My commitment to the goal of U.S. metrication began in 1974 when I was in pharmacy school. When I was studying pharmaceutical calculations, I was horrified to learn that two, even three systems of measurement (apothecary, avoirdupois, and metric) were involved. (Editor: It became illegal in the UK from 3 March 1969 to use any system of weights and measures other than the metric system for dispensing prescriptions). Also, the decimal nature of the metric units made them so much simpler to manipulate mathematically. Anyone who has ever tried to add apothecary weights denominated in ounces, drams, scruples, and grains vs. just adding up figures in grams will understand. My quest for one system of measurement in healthcare was easily extended to the goal of metric measurement for all purposes. It just made sense.
Banish any thought that medication dosing is ever going to accommodate the old units by being stated in something like milligrams per pound. That is out of the question. Medications can only be handled in the decimal metric system. Period. In the preparation of compounded sterile injectable products (intravenous and other injectables), use of only the decimal metric system is possible. Decimal calculations are the only safe ones.

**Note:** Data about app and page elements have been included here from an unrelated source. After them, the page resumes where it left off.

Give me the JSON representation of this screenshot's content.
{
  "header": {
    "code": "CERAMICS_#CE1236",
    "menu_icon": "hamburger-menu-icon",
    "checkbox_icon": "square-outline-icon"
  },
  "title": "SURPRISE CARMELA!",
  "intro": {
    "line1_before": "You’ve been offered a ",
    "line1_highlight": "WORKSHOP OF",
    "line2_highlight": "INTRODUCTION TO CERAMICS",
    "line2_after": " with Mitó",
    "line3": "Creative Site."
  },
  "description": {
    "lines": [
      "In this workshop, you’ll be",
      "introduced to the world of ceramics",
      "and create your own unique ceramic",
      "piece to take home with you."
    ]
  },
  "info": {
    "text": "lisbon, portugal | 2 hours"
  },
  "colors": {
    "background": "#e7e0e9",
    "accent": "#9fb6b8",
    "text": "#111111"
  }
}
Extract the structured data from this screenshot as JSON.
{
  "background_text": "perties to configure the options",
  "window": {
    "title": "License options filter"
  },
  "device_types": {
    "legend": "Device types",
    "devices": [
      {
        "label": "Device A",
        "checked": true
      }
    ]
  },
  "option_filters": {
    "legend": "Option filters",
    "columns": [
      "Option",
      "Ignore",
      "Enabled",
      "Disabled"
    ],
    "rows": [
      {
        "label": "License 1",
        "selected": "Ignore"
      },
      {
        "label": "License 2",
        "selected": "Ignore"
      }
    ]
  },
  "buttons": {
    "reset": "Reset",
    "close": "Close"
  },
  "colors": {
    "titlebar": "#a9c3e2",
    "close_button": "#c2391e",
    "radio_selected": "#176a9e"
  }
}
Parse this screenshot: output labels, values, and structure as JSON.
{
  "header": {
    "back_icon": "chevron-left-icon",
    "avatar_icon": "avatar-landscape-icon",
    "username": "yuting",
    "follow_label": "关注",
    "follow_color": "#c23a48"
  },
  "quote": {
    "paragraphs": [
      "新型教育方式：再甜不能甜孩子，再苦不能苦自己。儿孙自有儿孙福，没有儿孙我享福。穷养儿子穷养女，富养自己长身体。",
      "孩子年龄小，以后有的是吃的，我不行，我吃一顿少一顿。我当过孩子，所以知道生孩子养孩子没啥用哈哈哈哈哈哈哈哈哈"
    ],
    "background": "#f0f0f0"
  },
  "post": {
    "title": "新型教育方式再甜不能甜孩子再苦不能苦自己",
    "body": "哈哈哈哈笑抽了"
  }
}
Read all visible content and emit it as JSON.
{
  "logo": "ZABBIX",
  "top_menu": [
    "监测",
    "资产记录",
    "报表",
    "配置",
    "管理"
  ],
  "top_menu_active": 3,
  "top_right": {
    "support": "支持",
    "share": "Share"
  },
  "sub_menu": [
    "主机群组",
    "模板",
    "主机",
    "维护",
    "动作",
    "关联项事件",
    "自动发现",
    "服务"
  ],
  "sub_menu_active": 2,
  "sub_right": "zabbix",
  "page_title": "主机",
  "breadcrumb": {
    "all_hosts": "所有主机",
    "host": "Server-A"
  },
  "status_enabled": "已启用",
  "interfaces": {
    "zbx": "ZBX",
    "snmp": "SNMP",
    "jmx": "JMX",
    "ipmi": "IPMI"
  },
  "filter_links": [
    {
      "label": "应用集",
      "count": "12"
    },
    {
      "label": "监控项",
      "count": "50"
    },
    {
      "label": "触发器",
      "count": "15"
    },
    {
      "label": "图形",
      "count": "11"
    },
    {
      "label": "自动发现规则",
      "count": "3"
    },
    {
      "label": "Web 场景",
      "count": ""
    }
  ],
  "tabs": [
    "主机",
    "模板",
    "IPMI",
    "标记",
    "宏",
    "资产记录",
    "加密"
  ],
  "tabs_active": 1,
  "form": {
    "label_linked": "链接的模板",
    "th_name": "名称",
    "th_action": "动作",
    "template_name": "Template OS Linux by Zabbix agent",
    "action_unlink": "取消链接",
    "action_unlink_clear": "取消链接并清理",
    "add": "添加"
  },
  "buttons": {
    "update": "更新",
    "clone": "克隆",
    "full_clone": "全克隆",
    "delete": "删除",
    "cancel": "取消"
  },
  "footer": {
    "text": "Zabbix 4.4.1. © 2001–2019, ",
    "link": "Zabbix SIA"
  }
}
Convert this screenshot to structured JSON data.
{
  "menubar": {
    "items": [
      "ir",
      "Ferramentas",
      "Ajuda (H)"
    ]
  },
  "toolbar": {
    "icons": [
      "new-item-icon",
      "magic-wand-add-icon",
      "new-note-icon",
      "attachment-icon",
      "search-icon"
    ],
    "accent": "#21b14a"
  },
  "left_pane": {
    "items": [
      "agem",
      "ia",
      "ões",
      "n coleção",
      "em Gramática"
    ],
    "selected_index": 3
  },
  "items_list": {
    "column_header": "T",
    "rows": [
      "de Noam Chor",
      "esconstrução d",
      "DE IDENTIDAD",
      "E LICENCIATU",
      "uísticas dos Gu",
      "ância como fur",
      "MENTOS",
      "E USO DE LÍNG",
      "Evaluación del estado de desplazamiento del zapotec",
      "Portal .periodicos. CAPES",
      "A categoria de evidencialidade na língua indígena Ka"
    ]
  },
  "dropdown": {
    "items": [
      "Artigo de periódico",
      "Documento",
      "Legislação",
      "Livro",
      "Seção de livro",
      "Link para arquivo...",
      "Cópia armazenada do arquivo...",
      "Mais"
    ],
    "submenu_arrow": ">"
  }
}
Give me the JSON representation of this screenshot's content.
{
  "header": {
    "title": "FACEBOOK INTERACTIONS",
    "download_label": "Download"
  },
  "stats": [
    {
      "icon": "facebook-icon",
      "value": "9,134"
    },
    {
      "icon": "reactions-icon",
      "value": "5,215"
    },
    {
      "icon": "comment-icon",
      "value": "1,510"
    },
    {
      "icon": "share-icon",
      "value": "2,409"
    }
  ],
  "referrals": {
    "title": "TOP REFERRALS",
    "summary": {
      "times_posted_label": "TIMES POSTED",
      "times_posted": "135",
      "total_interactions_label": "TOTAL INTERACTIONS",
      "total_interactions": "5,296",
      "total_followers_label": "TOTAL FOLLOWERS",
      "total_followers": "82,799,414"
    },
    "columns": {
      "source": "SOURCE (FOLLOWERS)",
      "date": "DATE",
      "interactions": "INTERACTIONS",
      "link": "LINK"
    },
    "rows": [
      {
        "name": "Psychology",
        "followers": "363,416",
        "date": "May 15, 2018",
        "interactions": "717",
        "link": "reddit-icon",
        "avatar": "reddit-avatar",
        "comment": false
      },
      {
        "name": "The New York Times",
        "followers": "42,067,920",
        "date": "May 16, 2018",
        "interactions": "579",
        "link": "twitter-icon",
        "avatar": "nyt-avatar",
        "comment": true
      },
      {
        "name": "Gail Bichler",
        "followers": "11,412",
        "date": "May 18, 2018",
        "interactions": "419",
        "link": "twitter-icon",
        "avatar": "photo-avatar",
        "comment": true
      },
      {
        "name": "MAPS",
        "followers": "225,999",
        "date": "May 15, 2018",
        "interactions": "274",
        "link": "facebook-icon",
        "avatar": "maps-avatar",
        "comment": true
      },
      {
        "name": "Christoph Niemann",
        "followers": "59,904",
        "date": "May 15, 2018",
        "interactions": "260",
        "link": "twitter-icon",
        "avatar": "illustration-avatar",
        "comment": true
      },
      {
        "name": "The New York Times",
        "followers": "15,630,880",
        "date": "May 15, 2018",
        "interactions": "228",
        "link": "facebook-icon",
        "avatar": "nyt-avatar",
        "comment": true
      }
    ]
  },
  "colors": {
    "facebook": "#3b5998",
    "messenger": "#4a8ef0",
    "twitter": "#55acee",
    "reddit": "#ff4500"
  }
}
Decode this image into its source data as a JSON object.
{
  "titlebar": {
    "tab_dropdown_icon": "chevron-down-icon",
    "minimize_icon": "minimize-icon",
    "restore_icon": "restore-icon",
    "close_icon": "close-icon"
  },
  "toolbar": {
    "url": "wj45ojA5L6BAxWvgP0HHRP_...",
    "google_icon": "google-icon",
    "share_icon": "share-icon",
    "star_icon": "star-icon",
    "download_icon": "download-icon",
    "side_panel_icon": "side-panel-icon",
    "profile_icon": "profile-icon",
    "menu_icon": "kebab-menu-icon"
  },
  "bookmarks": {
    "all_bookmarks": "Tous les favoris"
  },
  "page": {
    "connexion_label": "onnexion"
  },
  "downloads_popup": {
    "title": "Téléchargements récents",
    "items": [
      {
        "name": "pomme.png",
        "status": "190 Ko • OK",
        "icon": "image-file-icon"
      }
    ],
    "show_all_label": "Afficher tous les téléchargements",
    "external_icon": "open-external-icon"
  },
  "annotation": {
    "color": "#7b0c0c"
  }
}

For certain age groups (usually pediatric patients), medications are dosed on a milligram per kilogram of body weight basis. The anticoagulant drug heparin is often dosed at the rate of units of heparin per kilogram per hour. Many drugs, especially anti-neoplastic agents (chemotherapy or anti-cancer drugs), some antibiotics, and other specialized drugs, are often dosed in micrograms or milligrams per square meter of body surface area (BSA), with BSA being calculated using the patient height and weight in metric units. If, in the dose calculation, the patient weight in pounds were to be accidentally substituted for the weight in kilograms, a disastrous overdose could occur. In this arena, well will not have metric martyrs. We will have customary ones.
U.S. healthcare safety officials made considerable progress in cultural metrication last year. The Institute for Safe Medication Practices (ISMP), a non-profit organization devoted entirely to medication error prevention and safe medication use, has recommended the total metrication of the medication delivery process, from prescribing to order entry to pharmacist counseling of the patient (see http://www.ismp.org/Newsletters/ambulatory/archives/200905_1.asp).
I want to suggest also that body temperature should be taken and recorded only in degrees Celsius, to allow for worldwide ease of communication.
Be totally safe – be totally metric! Let us all, UK and U.S., at long last, use only one system of measurement in healthcare.